[Entries from a dataset of interfaces]
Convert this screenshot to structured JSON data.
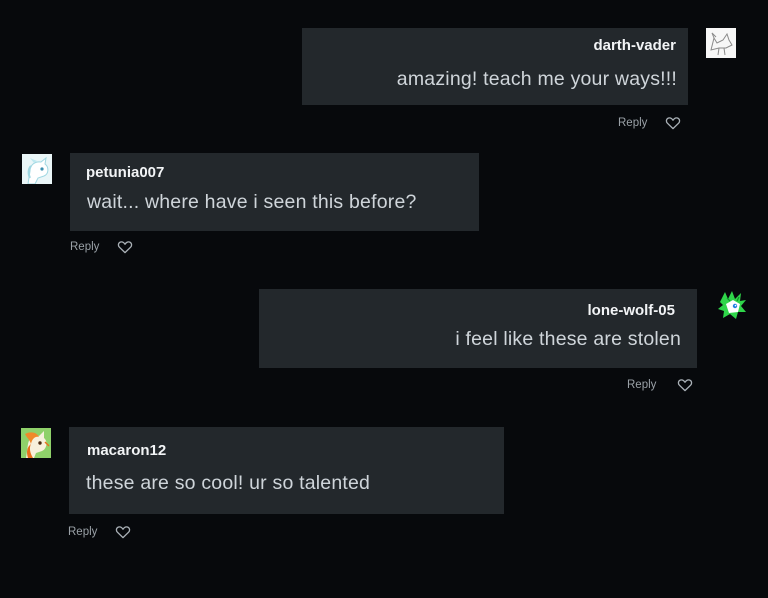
{
  "comments": [
    {
      "username": "darth-vader",
      "text": "amazing! teach me your ways!!!",
      "reply_label": "Reply",
      "like_icon": "heart-outline-icon",
      "avatar_icon": "sketch-wolf-avatar-icon"
    },
    {
      "username": "petunia007",
      "text": "wait... where have i seen this before?",
      "reply_label": "Reply",
      "like_icon": "heart-outline-icon",
      "avatar_icon": "white-pony-avatar-icon"
    },
    {
      "username": "lone-wolf-05",
      "text": "i feel like these are stolen",
      "reply_label": "Reply",
      "like_icon": "heart-outline-icon",
      "avatar_icon": "green-wolf-avatar-icon"
    },
    {
      "username": "macaron12",
      "text": "these are so cool! ur so talented",
      "reply_label": "Reply",
      "like_icon": "heart-outline-icon",
      "avatar_icon": "orange-pony-avatar-icon"
    }
  ],
  "colors": {
    "background": "#07090c",
    "bubble": "#23282c",
    "username": "#f2f4f6",
    "text": "#cfd5da",
    "meta": "#9aa1a7"
  }
}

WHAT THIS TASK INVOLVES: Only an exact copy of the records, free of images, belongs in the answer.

RESPONSE TO THIS EXERCISE:
Convert this screenshot to structured JSON data.
{
  "comments": [
    {
      "username": "darth-vader",
      "text": "amazing! teach me your ways!!!",
      "reply_label": "Reply",
      "like_icon": "heart-outline-icon",
      "avatar_icon": "sketch-wolf-avatar-icon"
    },
    {
      "username": "petunia007",
      "text": "wait... where have i seen this before?",
      "reply_label": "Reply",
      "like_icon": "heart-outline-icon",
      "avatar_icon": "white-pony-avatar-icon"
    },
    {
      "username": "lone-wolf-05",
      "text": "i feel like these are stolen",
      "reply_label": "Reply",
      "like_icon": "heart-outline-icon",
      "avatar_icon": "green-wolf-avatar-icon"
    },
    {
      "username": "macaron12",
      "text": "these are so cool! ur so talented",
      "reply_label": "Reply",
      "like_icon": "heart-outline-icon",
      "avatar_icon": "orange-pony-avatar-icon"
    }
  ],
  "colors": {
    "background": "#07090c",
    "bubble": "#23282c",
    "username": "#f2f4f6",
    "text": "#cfd5da",
    "meta": "#9aa1a7"
  }
}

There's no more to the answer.